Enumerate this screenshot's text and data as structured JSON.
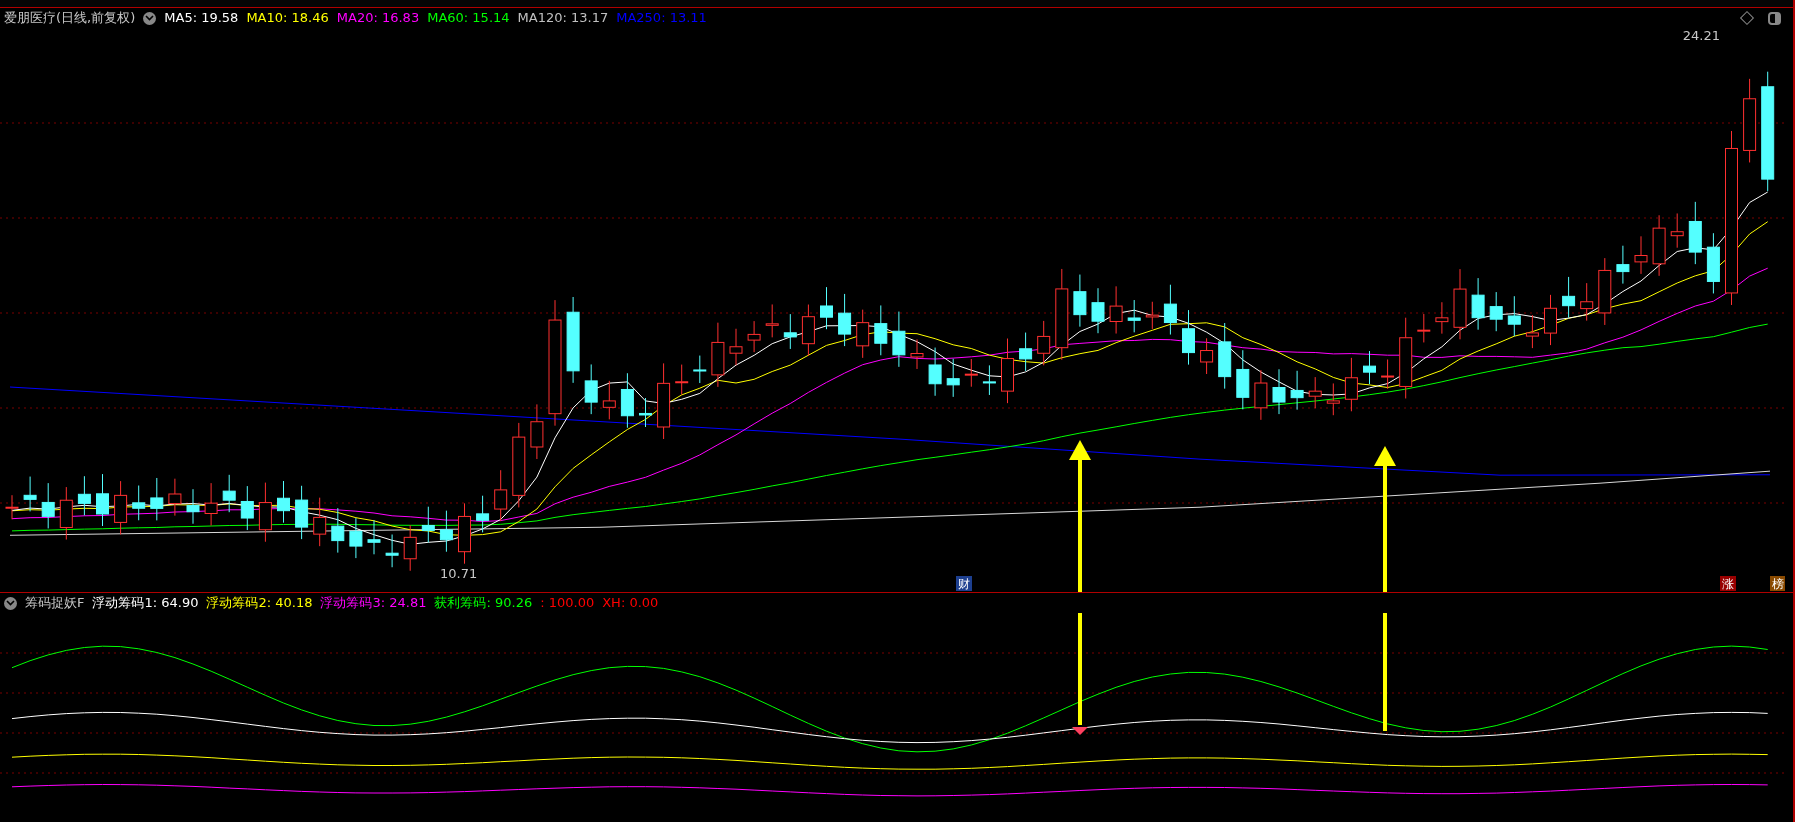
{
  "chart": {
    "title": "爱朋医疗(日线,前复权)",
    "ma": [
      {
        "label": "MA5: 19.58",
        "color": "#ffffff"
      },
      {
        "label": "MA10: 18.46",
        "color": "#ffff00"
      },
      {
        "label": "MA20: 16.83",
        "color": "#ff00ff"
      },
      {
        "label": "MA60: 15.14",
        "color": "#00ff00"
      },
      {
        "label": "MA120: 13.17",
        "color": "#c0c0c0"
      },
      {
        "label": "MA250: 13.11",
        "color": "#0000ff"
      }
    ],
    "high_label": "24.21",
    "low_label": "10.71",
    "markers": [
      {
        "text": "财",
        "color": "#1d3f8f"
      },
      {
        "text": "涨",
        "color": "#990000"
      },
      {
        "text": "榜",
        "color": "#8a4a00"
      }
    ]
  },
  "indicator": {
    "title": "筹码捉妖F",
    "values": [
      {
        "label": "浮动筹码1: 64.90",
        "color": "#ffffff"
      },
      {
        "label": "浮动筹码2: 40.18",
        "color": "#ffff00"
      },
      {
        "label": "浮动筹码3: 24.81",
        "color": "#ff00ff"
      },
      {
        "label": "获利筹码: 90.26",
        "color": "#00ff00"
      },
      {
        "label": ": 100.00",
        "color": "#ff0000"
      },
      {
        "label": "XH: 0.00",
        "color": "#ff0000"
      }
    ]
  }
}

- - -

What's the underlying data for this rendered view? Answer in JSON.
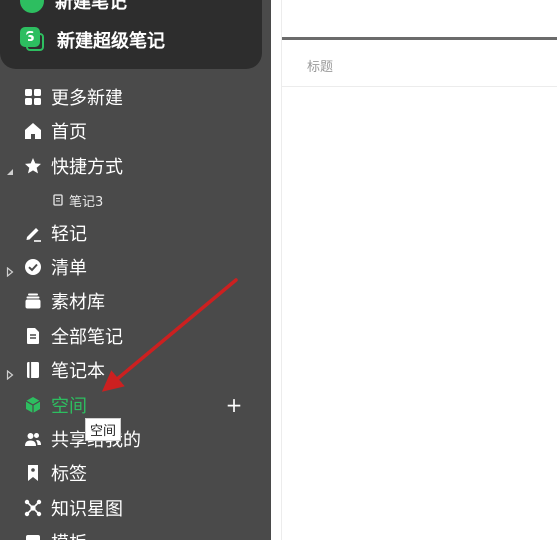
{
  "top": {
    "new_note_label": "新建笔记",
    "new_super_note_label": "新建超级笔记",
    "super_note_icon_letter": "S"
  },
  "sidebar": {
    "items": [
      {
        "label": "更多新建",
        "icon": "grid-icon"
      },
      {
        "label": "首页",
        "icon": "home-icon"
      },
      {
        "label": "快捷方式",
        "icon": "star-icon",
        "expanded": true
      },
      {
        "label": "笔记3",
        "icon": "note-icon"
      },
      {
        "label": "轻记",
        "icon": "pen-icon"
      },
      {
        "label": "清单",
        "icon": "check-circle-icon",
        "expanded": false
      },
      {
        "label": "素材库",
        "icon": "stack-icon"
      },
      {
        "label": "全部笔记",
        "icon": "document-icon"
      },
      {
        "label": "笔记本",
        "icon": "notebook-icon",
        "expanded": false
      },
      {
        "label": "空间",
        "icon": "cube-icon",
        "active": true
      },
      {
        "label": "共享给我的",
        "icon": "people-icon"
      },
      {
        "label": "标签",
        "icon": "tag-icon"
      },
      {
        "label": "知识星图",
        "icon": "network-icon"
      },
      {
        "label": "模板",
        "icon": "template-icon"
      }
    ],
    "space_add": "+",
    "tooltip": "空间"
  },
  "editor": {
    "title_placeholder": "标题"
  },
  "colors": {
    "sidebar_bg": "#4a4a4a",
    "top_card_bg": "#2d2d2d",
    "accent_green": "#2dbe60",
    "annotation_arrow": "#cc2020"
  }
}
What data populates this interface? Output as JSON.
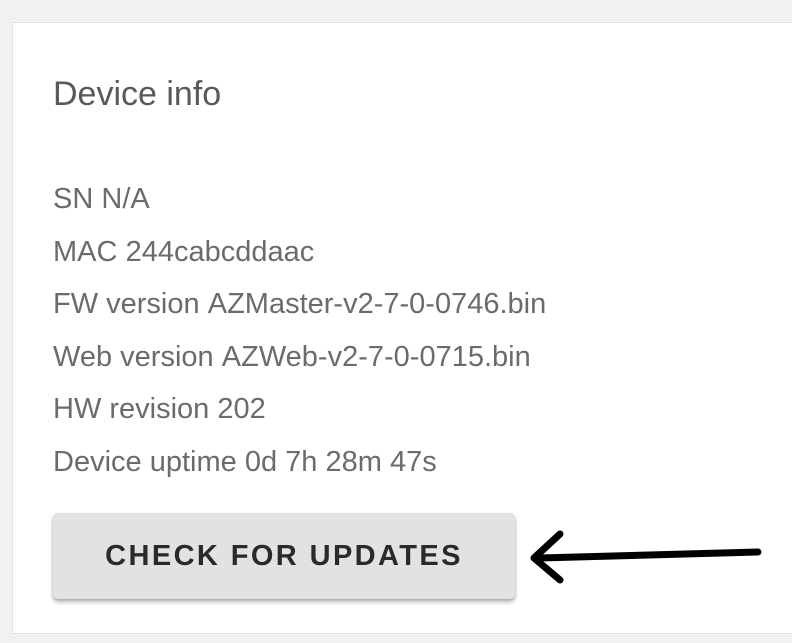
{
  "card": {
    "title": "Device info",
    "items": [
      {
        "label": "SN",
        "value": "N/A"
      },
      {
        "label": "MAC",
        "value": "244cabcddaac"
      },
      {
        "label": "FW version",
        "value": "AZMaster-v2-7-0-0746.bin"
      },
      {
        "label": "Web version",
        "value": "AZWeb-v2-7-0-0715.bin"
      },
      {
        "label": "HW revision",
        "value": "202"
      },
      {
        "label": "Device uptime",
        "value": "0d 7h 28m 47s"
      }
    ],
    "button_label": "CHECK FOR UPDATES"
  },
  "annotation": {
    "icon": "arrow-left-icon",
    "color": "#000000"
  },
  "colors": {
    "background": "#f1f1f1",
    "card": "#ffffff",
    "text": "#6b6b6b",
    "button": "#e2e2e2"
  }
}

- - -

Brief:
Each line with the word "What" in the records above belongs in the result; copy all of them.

Worked solution:
What's the underlying data for this rendered view? Answer in JSON.
What data populates this interface? Output as JSON.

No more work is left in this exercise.